It's "hoarding" when you try to protect yourself against price increases.
Metra wants to prevent commuters from buying reams of 10-ride tickets at the existing lower fares
Metra officials on Friday [11/11/11] approved a 25 percent fare increase that would start in February.
The biggest jump in nearly four years is meant to offset an anticipated $53.6 million budget deficit in 2012. Metra officials believe the hikes are better than cutting services, and riders seem to agree according to an online survey.
Board member Arlene Mulder said riders overwhelmingly told her they didn't want to see service cuts and that fare hikes would be more palatable if the trains were equipped with wi-fi.
Under the plan, one-way tickets would go up an average of 15.7 percent, 10-ride tickets an average of 30 percent and monthly passes 29.4 percent.
In anticipation of the board's approval, Metra proposed steps to prevent commuters from buying reams of 10-ride tickets at the existing lower fares.

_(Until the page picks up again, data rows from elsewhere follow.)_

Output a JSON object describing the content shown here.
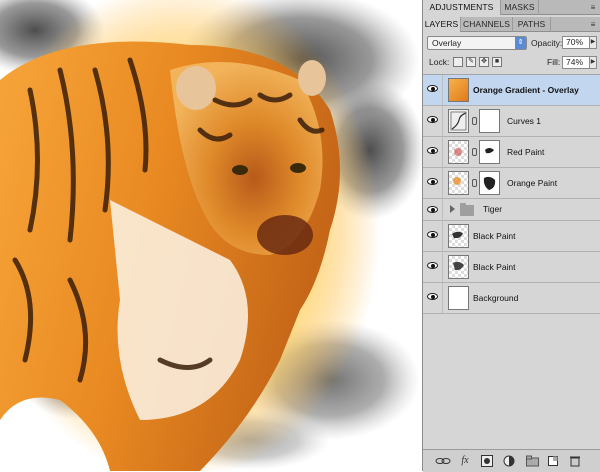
{
  "panel": {
    "top_tabs": [
      "ADJUSTMENTS",
      "MASKS"
    ],
    "layer_tabs": [
      "LAYERS",
      "CHANNELS",
      "PATHS"
    ],
    "blend_mode": "Overlay",
    "opacity_label": "Opacity:",
    "opacity_value": "70%",
    "lock_label": "Lock:",
    "fill_label": "Fill:",
    "fill_value": "74%",
    "layers": [
      {
        "name": "Orange Gradient - Overlay",
        "selected": true,
        "bold": true
      },
      {
        "name": "Curves 1",
        "selected": false
      },
      {
        "name": "Red Paint",
        "selected": false
      },
      {
        "name": "Orange Paint",
        "selected": false
      },
      {
        "name": "Tiger",
        "group": true
      },
      {
        "name": "Black Paint",
        "selected": false
      },
      {
        "name": "Black Paint",
        "selected": false
      },
      {
        "name": "Background",
        "selected": false
      }
    ],
    "bottom_icons": [
      "link-layers-icon",
      "fx-icon",
      "add-mask-icon",
      "adjustment-layer-icon",
      "new-group-icon",
      "new-layer-icon",
      "trash-icon"
    ],
    "fx_label": "fx"
  },
  "colors": {
    "selection": "#c2d6f0",
    "panel_bg": "#d6d6d6",
    "tiger_orange": "#e0801e"
  }
}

Traditionally, 10-ride tickets were good for one year. But signage is proposed for Metra stations, warning riders that effective Saturday through January 31, 10-rides will expire next Feb. 29, 2012.
Metra says when fares were last raised in 2008, they saw a sudden, 67 percent increase in 10-ride sales. The agency estimates the ticket-hoarders cost them as much as $2.7 million in lost revenue.
Money that remains in the citizen/consumer's pocket is "lost revenue".